Such travels put our little Trade Wind jaunt in perspective. Our new Seychelles buddies were obviously a bold and adventuresome couple, recently landed here from far flung and darkest Africa.
We once had burning ambitions to cruise Patagonia, and dine in the now threatened Micalvi, the southernmost yacht club in the world ( https://www.yachtmollymawk.com/2016/07/micalvi/ ) but I guess we got waylaid in the sunshine of the tropics and sights and sounds, both audible and geographical. Mostly though, over the years lounging around the tropics we’ve just got comfortable. And perhaps lazy. We’re also not very bold travellers. I mean, it took many, many years for me to try a cappuccino. Consequently, we’re in a bit of a dither here as to what to do next, although of course, we only just got here.
Our options are five months in the Seychelles archipelago, “it must be hell” you must be thinking. The Plan B option is to head for AFRICA. More yikes. Tanzania to be exact. Unfortunately, as up until the last couple of months they neither measured nor treated Covid, I suspect it may be rampant.
Another downside of Tanzania is that the wind angle for getting south, come October is even worse than from here and as we’re clearly now fair wind cruisers that sounds like awfully hard work.

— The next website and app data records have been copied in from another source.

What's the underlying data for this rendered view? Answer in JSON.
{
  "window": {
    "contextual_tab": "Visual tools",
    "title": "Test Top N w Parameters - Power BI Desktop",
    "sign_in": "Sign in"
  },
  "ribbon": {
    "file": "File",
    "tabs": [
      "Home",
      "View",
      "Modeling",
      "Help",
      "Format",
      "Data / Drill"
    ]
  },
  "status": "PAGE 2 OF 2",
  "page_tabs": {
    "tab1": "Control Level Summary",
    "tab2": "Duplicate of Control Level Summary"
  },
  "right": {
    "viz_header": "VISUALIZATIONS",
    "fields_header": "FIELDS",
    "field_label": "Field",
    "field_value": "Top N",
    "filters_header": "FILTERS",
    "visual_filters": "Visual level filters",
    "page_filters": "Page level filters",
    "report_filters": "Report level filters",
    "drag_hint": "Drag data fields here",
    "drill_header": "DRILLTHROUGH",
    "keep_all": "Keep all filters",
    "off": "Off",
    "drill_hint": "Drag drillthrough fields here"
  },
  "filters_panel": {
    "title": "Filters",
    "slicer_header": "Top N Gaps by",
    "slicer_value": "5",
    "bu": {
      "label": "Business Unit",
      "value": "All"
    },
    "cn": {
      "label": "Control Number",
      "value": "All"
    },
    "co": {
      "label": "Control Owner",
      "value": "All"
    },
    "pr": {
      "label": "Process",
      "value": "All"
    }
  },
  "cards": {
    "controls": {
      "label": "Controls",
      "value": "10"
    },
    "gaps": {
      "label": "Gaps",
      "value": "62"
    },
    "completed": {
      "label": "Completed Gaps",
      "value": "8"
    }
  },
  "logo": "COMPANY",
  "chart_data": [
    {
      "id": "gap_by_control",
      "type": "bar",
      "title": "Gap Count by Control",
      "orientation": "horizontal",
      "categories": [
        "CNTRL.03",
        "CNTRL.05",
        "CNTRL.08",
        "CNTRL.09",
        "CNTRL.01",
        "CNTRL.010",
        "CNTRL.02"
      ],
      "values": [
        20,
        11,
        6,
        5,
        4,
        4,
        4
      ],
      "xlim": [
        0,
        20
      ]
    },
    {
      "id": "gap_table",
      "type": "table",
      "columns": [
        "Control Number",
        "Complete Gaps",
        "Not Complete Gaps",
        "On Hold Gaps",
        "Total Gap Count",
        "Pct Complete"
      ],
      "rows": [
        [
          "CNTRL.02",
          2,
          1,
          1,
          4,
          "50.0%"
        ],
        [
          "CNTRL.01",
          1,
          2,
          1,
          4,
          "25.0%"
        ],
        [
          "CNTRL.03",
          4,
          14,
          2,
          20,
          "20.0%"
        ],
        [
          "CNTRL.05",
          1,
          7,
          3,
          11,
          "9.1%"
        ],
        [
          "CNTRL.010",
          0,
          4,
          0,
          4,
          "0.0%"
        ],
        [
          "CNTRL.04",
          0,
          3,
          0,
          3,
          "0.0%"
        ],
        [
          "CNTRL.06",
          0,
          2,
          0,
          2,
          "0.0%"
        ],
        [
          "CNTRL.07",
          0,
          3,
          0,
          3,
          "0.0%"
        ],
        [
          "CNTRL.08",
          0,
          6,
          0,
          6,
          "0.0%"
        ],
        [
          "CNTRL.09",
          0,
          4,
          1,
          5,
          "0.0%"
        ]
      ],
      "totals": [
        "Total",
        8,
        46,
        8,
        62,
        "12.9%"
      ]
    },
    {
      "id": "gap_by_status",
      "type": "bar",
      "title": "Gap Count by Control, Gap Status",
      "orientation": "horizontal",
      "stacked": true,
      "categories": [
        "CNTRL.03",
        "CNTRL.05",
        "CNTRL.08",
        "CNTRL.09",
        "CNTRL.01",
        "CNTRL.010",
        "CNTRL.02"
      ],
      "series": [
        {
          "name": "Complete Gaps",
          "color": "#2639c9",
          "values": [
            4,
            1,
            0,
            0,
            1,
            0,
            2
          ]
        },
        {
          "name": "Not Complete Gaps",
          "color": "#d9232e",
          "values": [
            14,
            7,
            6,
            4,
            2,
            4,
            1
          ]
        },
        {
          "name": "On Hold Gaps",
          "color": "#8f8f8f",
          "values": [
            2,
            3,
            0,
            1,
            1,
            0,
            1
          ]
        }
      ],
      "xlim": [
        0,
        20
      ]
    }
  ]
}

So, for the moment, locked out of the UK unless we do a ten day sentence in a Heathrow hotel bedroom, Plan A of going home to see the family is scuppered. Plan B of Tanzania seems a bit of an unnecessary risk so right up until this afternoon we were going to grin and bear it here. Murder. I know.
That was until Anne’s wee sister mentioned this afternoon that one of her Scottish pals went home via Iceland from locked down Malaysia. Instead of spending her ten day hotel quarantine money in a dodgy Heathrow Ibis, she had a ten day holiday in Reykjavik...... which sounds an awful lot nicer than Heathrow.
And they’ve motorbikes for rent!!!
Gotta go. Plan C needs some work.